Buying a home is an exciting prospect you may experience more than once in your life, but each time you do so, it is important for you to plan appropriately for the upcoming process. When buying a home, there are costs to consider in addition to calculating and budgeting for a home's needed and essential repairs. Here are some recommendations to help you prepare for some of the costs associated with buying a house.
Plan For Financing and Professional Costs
When you buy a house, you need to arrange for the payment of the home, traditionally through a mortgage lender. In this process to secure the financing, there can be a variety of costs that you will need to cover: some at the time they are completed and others when you close on and purchase the house.
First, you will need to pay for your mortgage underwriter fee in completing the loan approval process and pay the cost of acquiring your credit report information from all three main credit bureaus. Then, a mortgage loan will usually require you to appraise the home to make sure it is worth at least what the loan is for, which will secure the bank's position in the transaction. Often, the appraiser will require you to pay them at the time they complete the appraisal, which can be several weeks before you close on the home.

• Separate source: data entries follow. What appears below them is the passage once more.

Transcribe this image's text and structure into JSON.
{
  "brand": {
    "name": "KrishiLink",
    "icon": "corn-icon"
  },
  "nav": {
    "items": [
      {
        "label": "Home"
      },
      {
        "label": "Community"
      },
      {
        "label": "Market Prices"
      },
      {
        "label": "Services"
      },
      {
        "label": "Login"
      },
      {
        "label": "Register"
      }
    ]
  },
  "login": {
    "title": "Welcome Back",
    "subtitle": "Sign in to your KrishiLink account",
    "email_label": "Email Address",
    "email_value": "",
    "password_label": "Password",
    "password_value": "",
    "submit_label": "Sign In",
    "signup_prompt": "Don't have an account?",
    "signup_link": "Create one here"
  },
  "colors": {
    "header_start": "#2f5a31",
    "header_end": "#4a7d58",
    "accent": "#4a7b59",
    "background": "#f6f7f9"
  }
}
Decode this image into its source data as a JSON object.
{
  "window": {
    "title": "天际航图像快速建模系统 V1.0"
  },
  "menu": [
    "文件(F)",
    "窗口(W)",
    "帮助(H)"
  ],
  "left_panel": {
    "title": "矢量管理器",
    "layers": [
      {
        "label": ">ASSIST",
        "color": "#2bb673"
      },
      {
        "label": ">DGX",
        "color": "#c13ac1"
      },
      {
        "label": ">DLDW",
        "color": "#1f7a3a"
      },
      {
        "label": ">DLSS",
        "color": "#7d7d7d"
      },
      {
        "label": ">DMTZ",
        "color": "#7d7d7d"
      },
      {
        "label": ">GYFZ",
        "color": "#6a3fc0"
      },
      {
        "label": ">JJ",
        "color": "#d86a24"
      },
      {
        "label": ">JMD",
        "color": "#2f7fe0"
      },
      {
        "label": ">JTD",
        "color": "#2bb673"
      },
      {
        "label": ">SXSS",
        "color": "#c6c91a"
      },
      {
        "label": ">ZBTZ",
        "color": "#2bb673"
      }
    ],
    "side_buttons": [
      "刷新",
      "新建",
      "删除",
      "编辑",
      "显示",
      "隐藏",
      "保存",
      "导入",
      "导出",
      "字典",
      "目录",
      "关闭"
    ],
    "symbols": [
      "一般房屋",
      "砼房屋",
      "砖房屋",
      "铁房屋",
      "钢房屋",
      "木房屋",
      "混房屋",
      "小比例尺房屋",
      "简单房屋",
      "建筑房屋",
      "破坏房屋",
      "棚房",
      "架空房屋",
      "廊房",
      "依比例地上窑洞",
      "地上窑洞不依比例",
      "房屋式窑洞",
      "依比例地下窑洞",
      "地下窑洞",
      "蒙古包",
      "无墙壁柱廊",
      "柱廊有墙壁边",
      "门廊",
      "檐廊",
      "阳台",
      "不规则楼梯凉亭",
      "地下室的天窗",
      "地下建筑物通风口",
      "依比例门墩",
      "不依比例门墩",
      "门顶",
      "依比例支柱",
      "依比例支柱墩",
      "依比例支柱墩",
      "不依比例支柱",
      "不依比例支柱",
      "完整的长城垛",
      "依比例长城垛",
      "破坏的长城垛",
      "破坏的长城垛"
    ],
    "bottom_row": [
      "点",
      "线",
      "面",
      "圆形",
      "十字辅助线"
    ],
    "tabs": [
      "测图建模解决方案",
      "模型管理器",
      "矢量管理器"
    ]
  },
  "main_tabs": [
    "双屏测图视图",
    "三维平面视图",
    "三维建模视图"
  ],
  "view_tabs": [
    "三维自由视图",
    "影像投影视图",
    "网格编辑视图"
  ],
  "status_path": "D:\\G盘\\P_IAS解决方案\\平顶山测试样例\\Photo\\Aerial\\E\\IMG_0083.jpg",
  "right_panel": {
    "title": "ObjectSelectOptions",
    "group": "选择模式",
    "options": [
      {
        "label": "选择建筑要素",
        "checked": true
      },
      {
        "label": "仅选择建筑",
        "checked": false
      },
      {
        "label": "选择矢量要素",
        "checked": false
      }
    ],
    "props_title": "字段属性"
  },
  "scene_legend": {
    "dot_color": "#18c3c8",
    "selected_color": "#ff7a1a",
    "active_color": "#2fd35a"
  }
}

Then, you will also likely need and want a home inspection to make sure the home contains specific protections and details that are required by the loan financing. For example, if you are applying for a HUD loan, the lender may require that certain safety requirements are met in the home, such as a stairwell railing being installed and all outlets being properly covered. The inspector can require their payment for services to be made at the time the inspection is completed, so be sure to have these funds available to pay in addition to any others needed.
Consider Needed Repairs
When you tour a home that you are considering purchasing, it is important to not overlook any of the home's deferred maintenance needs. Not every home is a turnkey home, with nothing requiring repairs or work. Often you will find a home you like for sale that needs some small repairs.
For example, the home you are considering buying might have carpeting that has seen better days and needs replacement. The sellers may have had pets in the home that stained and damaged the carpeting. When you plan to replace the carpeting soon after buying the home, you can ask the seller to reduce their price to allow for the carpet's replacement.
You can also request that your lender provides you with the cost to cover the carpet's replacement, and then when you close you get an allowance to cover new carpeting. This type of home repair allowance will be combined into the home's purchase costs so you don't have to finance it out of your own monthly income.
When you're ready to start looking at homes for sale, reach out to real estate agents in your area.